• Directions for this task
All of the listing is to be written out word for word, with the pictures left out.

• Data for the task

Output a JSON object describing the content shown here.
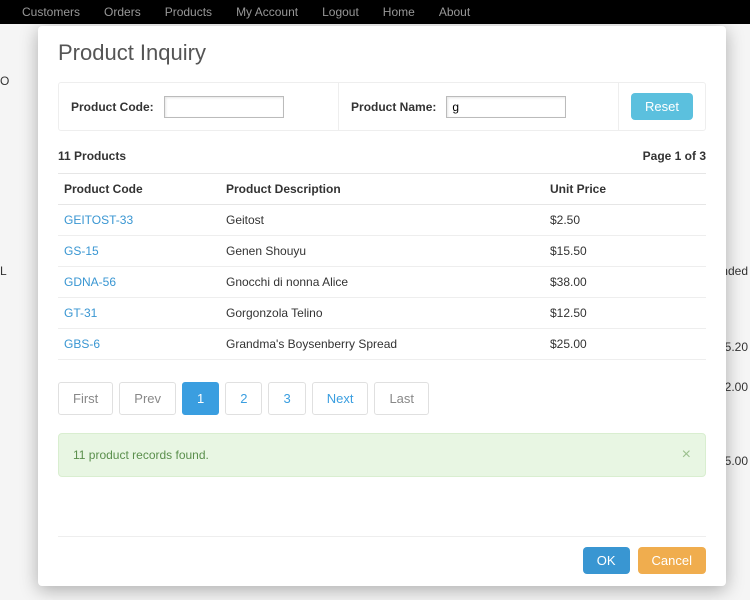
{
  "nav": {
    "items": [
      "Customers",
      "Orders",
      "Products",
      "My Account",
      "Logout",
      "Home",
      "About"
    ]
  },
  "bg": {
    "ended": "ended",
    "v1": "5.20",
    "v2": "2.00",
    "v3": "5.00",
    "letterL": "L",
    "letterO": "O"
  },
  "modal": {
    "title": "Product Inquiry",
    "search": {
      "code_label": "Product Code:",
      "code_value": "",
      "name_label": "Product Name:",
      "name_value": "g",
      "reset": "Reset"
    },
    "summary": {
      "count": "11 Products",
      "page": "Page 1 of  3"
    },
    "columns": {
      "code": "Product Code",
      "desc": "Product Description",
      "price": "Unit Price"
    },
    "rows": [
      {
        "code": "GEITOST-33",
        "desc": "Geitost",
        "price": "$2.50"
      },
      {
        "code": "GS-15",
        "desc": "Genen Shouyu",
        "price": "$15.50"
      },
      {
        "code": "GDNA-56",
        "desc": "Gnocchi di nonna Alice",
        "price": "$38.00"
      },
      {
        "code": "GT-31",
        "desc": "Gorgonzola Telino",
        "price": "$12.50"
      },
      {
        "code": "GBS-6",
        "desc": "Grandma's Boysenberry Spread",
        "price": "$25.00"
      }
    ],
    "pagination": {
      "first": "First",
      "prev": "Prev",
      "p1": "1",
      "p2": "2",
      "p3": "3",
      "next": "Next",
      "last": "Last"
    },
    "alert": "11 product records found.",
    "footer": {
      "ok": "OK",
      "cancel": "Cancel"
    }
  }
}
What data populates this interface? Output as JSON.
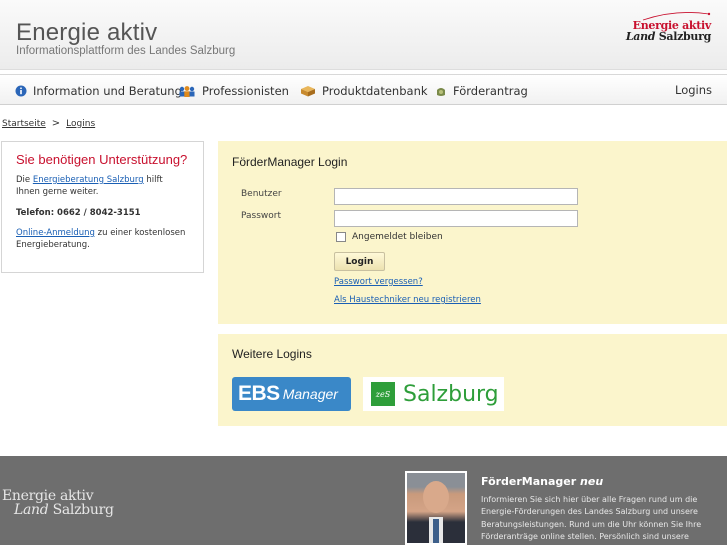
{
  "header": {
    "title": "Energie aktiv",
    "subtitle": "Informationsplattform des Landes Salzburg",
    "logo_line1": "Energie aktiv",
    "logo_line2_italic": "Land",
    "logo_line2": "Salzburg"
  },
  "nav": {
    "items": [
      {
        "label": "Information und Beratung",
        "icon": "info-icon"
      },
      {
        "label": "Professionisten",
        "icon": "people-icon"
      },
      {
        "label": "Produktdatenbank",
        "icon": "box-icon"
      },
      {
        "label": "Förderantrag",
        "icon": "money-icon"
      }
    ],
    "login_label": "Logins"
  },
  "breadcrumb": {
    "home": "Startseite",
    "separator": ">",
    "current": "Logins"
  },
  "support": {
    "title": "Sie benötigen Unterstützung?",
    "text_prefix": "Die",
    "link1": "Energieberatung Salzburg",
    "text_suffix": "hilft Ihnen gerne weiter.",
    "phone": "Telefon: 0662 / 8042-3151",
    "link2": "Online-Anmeldung",
    "text2": "zu einer kostenlosen Energieberatung."
  },
  "login": {
    "title": "FörderManager Login",
    "user_label": "Benutzer",
    "user_value": "",
    "pass_label": "Passwort",
    "pass_value": "",
    "remember_label": "Angemeldet bleiben",
    "button": "Login",
    "forgot_link": "Passwort vergessen?",
    "register_link": "Als Haustechniker neu registrieren"
  },
  "more_logins": {
    "title": "Weitere Logins",
    "ebs_bold": "EBS",
    "ebs_rest": "Manager",
    "zs_mark": "zeS",
    "zs_text": "Salzburg"
  },
  "footer": {
    "logo_line1": "Energie aktiv",
    "logo_line2_italic": "Land",
    "logo_line2": "Salzburg",
    "title": "FörderManager",
    "title_italic": "neu",
    "text": "Informieren Sie sich hier über alle Fragen rund um die Energie-Förderungen des Landes Salzburg und unsere Beratungsleistungen. Rund um die Uhr können Sie Ihre Förderanträge online stellen. Persönlich sind unsere"
  },
  "colors": {
    "accent_red": "#c8102e",
    "panel_yellow": "#fbf5cc",
    "link_blue": "#1a5fb4",
    "footer_gray": "#6e6e6e",
    "ebs_blue": "#3a88c8",
    "zs_green": "#2e9e3a"
  }
}
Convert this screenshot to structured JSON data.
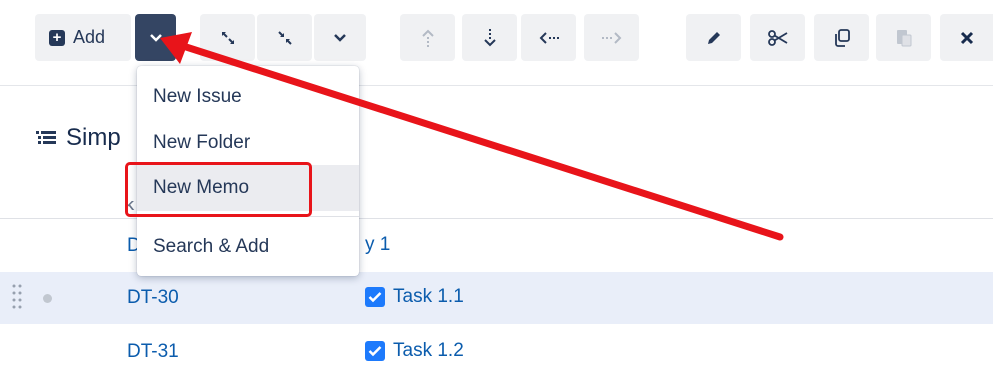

• Response to this task
Output a JSON object describing the content shown here.
{
  "nav": {
    "items": [
      "Customers",
      "Orders",
      "Products",
      "My Account",
      "Logout",
      "Home",
      "About"
    ]
  },
  "bg": {
    "ended": "ended",
    "v1": "5.20",
    "v2": "2.00",
    "v3": "5.00",
    "letterL": "L",
    "letterO": "O"
  },
  "modal": {
    "title": "Product Inquiry",
    "search": {
      "code_label": "Product Code:",
      "code_value": "",
      "name_label": "Product Name:",
      "name_value": "g",
      "reset": "Reset"
    },
    "summary": {
      "count": "11 Products",
      "page": "Page 1 of  3"
    },
    "columns": {
      "code": "Product Code",
      "desc": "Product Description",
      "price": "Unit Price"
    },
    "rows": [
      {
        "code": "GEITOST-33",
        "desc": "Geitost",
        "price": "$2.50"
      },
      {
        "code": "GS-15",
        "desc": "Genen Shouyu",
        "price": "$15.50"
      },
      {
        "code": "GDNA-56",
        "desc": "Gnocchi di nonna Alice",
        "price": "$38.00"
      },
      {
        "code": "GT-31",
        "desc": "Gorgonzola Telino",
        "price": "$12.50"
      },
      {
        "code": "GBS-6",
        "desc": "Grandma's Boysenberry Spread",
        "price": "$25.00"
      }
    ],
    "pagination": {
      "first": "First",
      "prev": "Prev",
      "p1": "1",
      "p2": "2",
      "p3": "3",
      "next": "Next",
      "last": "Last"
    },
    "alert": "11 product records found.",
    "footer": {
      "ok": "OK",
      "cancel": "Cancel"
    }
  }
}
What data populates this interface? Output as JSON.
{
  "header": {
    "title": "Energie aktiv",
    "subtitle": "Informationsplattform des Landes Salzburg",
    "logo_line1": "Energie aktiv",
    "logo_line2_italic": "Land",
    "logo_line2": "Salzburg"
  },
  "nav": {
    "items": [
      {
        "label": "Information und Beratung",
        "icon": "info-icon"
      },
      {
        "label": "Professionisten",
        "icon": "people-icon"
      },
      {
        "label": "Produktdatenbank",
        "icon": "box-icon"
      },
      {
        "label": "Förderantrag",
        "icon": "money-icon"
      }
    ],
    "login_label": "Logins"
  },
  "breadcrumb": {
    "home": "Startseite",
    "separator": ">",
    "current": "Logins"
  },
  "support": {
    "title": "Sie benötigen Unterstützung?",
    "text_prefix": "Die",
    "link1": "Energieberatung Salzburg",
    "text_suffix": "hilft Ihnen gerne weiter.",
    "phone": "Telefon: 0662 / 8042-3151",
    "link2": "Online-Anmeldung",
    "text2": "zu einer kostenlosen Energieberatung."
  },
  "login": {
    "title": "FörderManager Login",
    "user_label": "Benutzer",
    "user_value": "",
    "pass_label": "Passwort",
    "pass_value": "",
    "remember_label": "Angemeldet bleiben",
    "button": "Login",
    "forgot_link": "Passwort vergessen?",
    "register_link": "Als Haustechniker neu registrieren"
  },
  "more_logins": {
    "title": "Weitere Logins",
    "ebs_bold": "EBS",
    "ebs_rest": "Manager",
    "zs_mark": "zeS",
    "zs_text": "Salzburg"
  },
  "footer": {
    "logo_line1": "Energie aktiv",
    "logo_line2_italic": "Land",
    "logo_line2": "Salzburg",
    "title": "FörderManager",
    "title_italic": "neu",
    "text": "Informieren Sie sich hier über alle Fragen rund um die Energie-Förderungen des Landes Salzburg und unsere Beratungsleistungen. Rund um die Uhr können Sie Ihre Förderanträge online stellen. Persönlich sind unsere"
  },
  "colors": {
    "accent_red": "#c8102e",
    "panel_yellow": "#fbf5cc",
    "link_blue": "#1a5fb4",
    "footer_gray": "#6e6e6e",
    "ebs_blue": "#3a88c8",
    "zs_green": "#2e9e3a"
  }
}
Convert this screenshot to structured JSON data.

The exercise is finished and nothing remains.